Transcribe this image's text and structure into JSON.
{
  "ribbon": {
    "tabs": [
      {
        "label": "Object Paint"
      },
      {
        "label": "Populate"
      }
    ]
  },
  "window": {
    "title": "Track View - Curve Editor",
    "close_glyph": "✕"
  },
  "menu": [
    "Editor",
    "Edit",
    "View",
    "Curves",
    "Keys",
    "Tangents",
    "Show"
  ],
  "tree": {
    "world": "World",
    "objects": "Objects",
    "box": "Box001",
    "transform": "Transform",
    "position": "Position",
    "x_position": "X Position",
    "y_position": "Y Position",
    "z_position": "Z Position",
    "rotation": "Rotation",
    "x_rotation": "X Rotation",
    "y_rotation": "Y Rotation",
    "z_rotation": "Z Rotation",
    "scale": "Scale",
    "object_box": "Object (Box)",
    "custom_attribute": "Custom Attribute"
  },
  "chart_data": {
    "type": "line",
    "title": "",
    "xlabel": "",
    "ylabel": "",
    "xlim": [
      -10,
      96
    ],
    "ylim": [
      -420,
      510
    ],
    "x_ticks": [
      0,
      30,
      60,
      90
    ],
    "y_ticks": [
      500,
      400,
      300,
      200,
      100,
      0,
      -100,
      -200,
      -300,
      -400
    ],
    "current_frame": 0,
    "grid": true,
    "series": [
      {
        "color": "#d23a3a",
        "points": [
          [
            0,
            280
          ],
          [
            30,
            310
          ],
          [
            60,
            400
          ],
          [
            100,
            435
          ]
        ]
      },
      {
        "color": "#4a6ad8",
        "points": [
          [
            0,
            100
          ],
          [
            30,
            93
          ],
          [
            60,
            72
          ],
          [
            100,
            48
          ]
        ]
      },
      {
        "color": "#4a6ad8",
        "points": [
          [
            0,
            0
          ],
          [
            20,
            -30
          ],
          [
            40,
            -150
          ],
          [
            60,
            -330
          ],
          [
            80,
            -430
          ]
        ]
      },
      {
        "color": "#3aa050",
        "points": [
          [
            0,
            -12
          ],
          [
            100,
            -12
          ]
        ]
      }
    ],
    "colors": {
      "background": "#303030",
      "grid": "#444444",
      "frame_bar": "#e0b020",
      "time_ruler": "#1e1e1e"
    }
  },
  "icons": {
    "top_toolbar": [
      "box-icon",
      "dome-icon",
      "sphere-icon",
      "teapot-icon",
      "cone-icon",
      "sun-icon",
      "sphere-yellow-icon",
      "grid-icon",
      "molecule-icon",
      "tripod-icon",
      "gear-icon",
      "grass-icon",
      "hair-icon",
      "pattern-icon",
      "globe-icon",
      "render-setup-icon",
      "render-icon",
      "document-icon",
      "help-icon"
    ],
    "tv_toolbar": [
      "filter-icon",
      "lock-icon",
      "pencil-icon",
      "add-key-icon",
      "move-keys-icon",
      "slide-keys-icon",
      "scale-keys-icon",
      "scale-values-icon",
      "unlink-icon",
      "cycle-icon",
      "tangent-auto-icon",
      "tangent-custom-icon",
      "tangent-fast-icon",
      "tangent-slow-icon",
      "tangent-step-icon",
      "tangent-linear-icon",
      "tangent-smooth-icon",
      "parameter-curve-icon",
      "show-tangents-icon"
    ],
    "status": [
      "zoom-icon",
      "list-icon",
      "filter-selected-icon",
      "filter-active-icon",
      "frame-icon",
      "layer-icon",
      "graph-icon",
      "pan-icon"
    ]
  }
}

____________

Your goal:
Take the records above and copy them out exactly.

Result of the exercise:
Transcribe this image's text and structure into JSON.
{
  "ribbon": {
    "tabs": [
      {
        "label": "Object Paint"
      },
      {
        "label": "Populate"
      }
    ]
  },
  "window": {
    "title": "Track View - Curve Editor",
    "close_glyph": "✕"
  },
  "menu": [
    "Editor",
    "Edit",
    "View",
    "Curves",
    "Keys",
    "Tangents",
    "Show"
  ],
  "tree": {
    "world": "World",
    "objects": "Objects",
    "box": "Box001",
    "transform": "Transform",
    "position": "Position",
    "x_position": "X Position",
    "y_position": "Y Position",
    "z_position": "Z Position",
    "rotation": "Rotation",
    "x_rotation": "X Rotation",
    "y_rotation": "Y Rotation",
    "z_rotation": "Z Rotation",
    "scale": "Scale",
    "object_box": "Object (Box)",
    "custom_attribute": "Custom Attribute"
  },
  "chart_data": {
    "type": "line",
    "title": "",
    "xlabel": "",
    "ylabel": "",
    "xlim": [
      -10,
      96
    ],
    "ylim": [
      -420,
      510
    ],
    "x_ticks": [
      0,
      30,
      60,
      90
    ],
    "y_ticks": [
      500,
      400,
      300,
      200,
      100,
      0,
      -100,
      -200,
      -300,
      -400
    ],
    "current_frame": 0,
    "grid": true,
    "series": [
      {
        "color": "#d23a3a",
        "points": [
          [
            0,
            280
          ],
          [
            30,
            310
          ],
          [
            60,
            400
          ],
          [
            100,
            435
          ]
        ]
      },
      {
        "color": "#4a6ad8",
        "points": [
          [
            0,
            100
          ],
          [
            30,
            93
          ],
          [
            60,
            72
          ],
          [
            100,
            48
          ]
        ]
      },
      {
        "color": "#4a6ad8",
        "points": [
          [
            0,
            0
          ],
          [
            20,
            -30
          ],
          [
            40,
            -150
          ],
          [
            60,
            -330
          ],
          [
            80,
            -430
          ]
        ]
      },
      {
        "color": "#3aa050",
        "points": [
          [
            0,
            -12
          ],
          [
            100,
            -12
          ]
        ]
      }
    ],
    "colors": {
      "background": "#303030",
      "grid": "#444444",
      "frame_bar": "#e0b020",
      "time_ruler": "#1e1e1e"
    }
  },
  "icons": {
    "top_toolbar": [
      "box-icon",
      "dome-icon",
      "sphere-icon",
      "teapot-icon",
      "cone-icon",
      "sun-icon",
      "sphere-yellow-icon",
      "grid-icon",
      "molecule-icon",
      "tripod-icon",
      "gear-icon",
      "grass-icon",
      "hair-icon",
      "pattern-icon",
      "globe-icon",
      "render-setup-icon",
      "render-icon",
      "document-icon",
      "help-icon"
    ],
    "tv_toolbar": [
      "filter-icon",
      "lock-icon",
      "pencil-icon",
      "add-key-icon",
      "move-keys-icon",
      "slide-keys-icon",
      "scale-keys-icon",
      "scale-values-icon",
      "unlink-icon",
      "cycle-icon",
      "tangent-auto-icon",
      "tangent-custom-icon",
      "tangent-fast-icon",
      "tangent-slow-icon",
      "tangent-step-icon",
      "tangent-linear-icon",
      "tangent-smooth-icon",
      "parameter-curve-icon",
      "show-tangents-icon"
    ],
    "status": [
      "zoom-icon",
      "list-icon",
      "filter-selected-icon",
      "filter-active-icon",
      "frame-icon",
      "layer-icon",
      "graph-icon",
      "pan-icon"
    ]
  }
}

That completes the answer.